  • Number of Participants With Antimicrobial Resistance [ Time Frame: Day 0 (day of surgery) up to 30 days post surgery ] [ Designated as safety issue: No ]
    Microbiological resistance reported for microorganisms that were found at a frequency greater (>) than 5 percent (%).


Enrollment: 180
Study Start Date: February 2009
Study Completion Date: November 2010
Primary Completion Date: November 2010 (Final data collection date for primary outcome measure)
Groups/Cohorts Assigned Interventions
Case
Cases will be defined as patients with elective or emergency abdominal surgery who develop severe surgical site infection (deep incisional or organ cavity type; see Center for Disease Control (CDC) criteria for definition in the Appendix), within 0-30 days of surgery.
Procedure: Elective or emergency abdominal surgery
Clinical record review.
Control
Surgeon-matched controls will be patients with elective or emergency abdominal surgery who are free of surgical site infection (SSI) after 30 days from the surgery.
Procedure: Elective or emergency abdominal surgery
Clinical record review

Detailed Description:

Case and Control study.

  Eligibility

Ages Eligible for Study:   18 Years and older
Genders Eligible for Study:   Both
Accepts Healthy Volunteers:   No
Sampling Method:   Non-Probability Sample
Study Population

Patients with or without surgical site infections (SSI) after surgery, treated in major hospitals with general surgical units selected from all over Spain

Criteria

Inclusion Criteria:

  • Age of or above 18 years.
  • Admitted to a General Surgery Ward for elective or emergency abdominal surgery.
  • Contaminated or dirty-infected surgical procedures.
  • Only for cases, they will have to present symptoms and signs of a surgical site infection (SSI) (within 0-30 days) after abdominal surgery.
  • Only for controls, patients must be free of SSI after 30 days from surgery, regardless of whether they are still in the hospital or being observed as an outpatient in the external clinic.

Exclusion Criteria:

  • Age under 18 years.
  • American Society of Anesthesiologist (ASA) score of 5 or above.
  • Surgical implant in place.
  • Clean or clean-contaminated surgical procedures.
  Contacts and Locations
Choosing to participate in a study is an important personal decision.
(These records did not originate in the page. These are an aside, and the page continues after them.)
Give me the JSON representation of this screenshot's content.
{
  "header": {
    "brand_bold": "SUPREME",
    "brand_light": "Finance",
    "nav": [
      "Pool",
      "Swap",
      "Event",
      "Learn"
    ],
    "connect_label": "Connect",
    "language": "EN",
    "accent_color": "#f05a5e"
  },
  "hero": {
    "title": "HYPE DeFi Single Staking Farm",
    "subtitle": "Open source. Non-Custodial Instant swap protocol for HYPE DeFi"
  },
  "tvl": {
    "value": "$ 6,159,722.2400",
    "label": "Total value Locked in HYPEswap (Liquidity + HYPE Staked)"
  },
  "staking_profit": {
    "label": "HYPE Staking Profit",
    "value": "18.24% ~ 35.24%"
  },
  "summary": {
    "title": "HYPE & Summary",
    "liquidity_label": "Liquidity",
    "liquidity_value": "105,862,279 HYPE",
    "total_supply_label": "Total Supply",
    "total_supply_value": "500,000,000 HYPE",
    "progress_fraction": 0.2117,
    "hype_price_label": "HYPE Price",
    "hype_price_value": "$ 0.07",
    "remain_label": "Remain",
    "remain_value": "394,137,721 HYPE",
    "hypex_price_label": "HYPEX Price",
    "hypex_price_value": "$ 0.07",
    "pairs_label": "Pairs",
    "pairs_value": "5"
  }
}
Talk with your doctor and family members or friends about deciding to join a study. To learn more about this study, you or your doctor may contact the study research staff using the Contacts provided below. For general information, see Learn About Clinical Studies.

Please refer to this study by its ClinicalTrials.gov identifier: NCT00906074

Sponsors and Collaborators
Pfizer
Investigators
Study Director: Pfizer CT.gov Call Center Pfizer
  More Information

Additional Information:
No publications provided

Responsible Party: Pfizer
ClinicalTrials.gov Identifier: NCT00906074     History of Changes
Other Study ID Numbers: B1811046, 3074A1-4463
Study First Received: May 19, 2009
Results First Received: March 9, 2012
Last Updated: May 9, 2012
Health Authority: Spain: Ethics Committee

Keywords provided by Pfizer:
Surgical Wound Infection
Surgical Site Infection
Abdominal Surgery

Additional relevant MeSH terms:
Communicable Diseases
Infection
Surgical Wound Infection
Wound Infection
Pathologic Processes
Postoperative Complications
Wounds and Injuries

ClinicalTrials.gov processed this record on October 23, 2014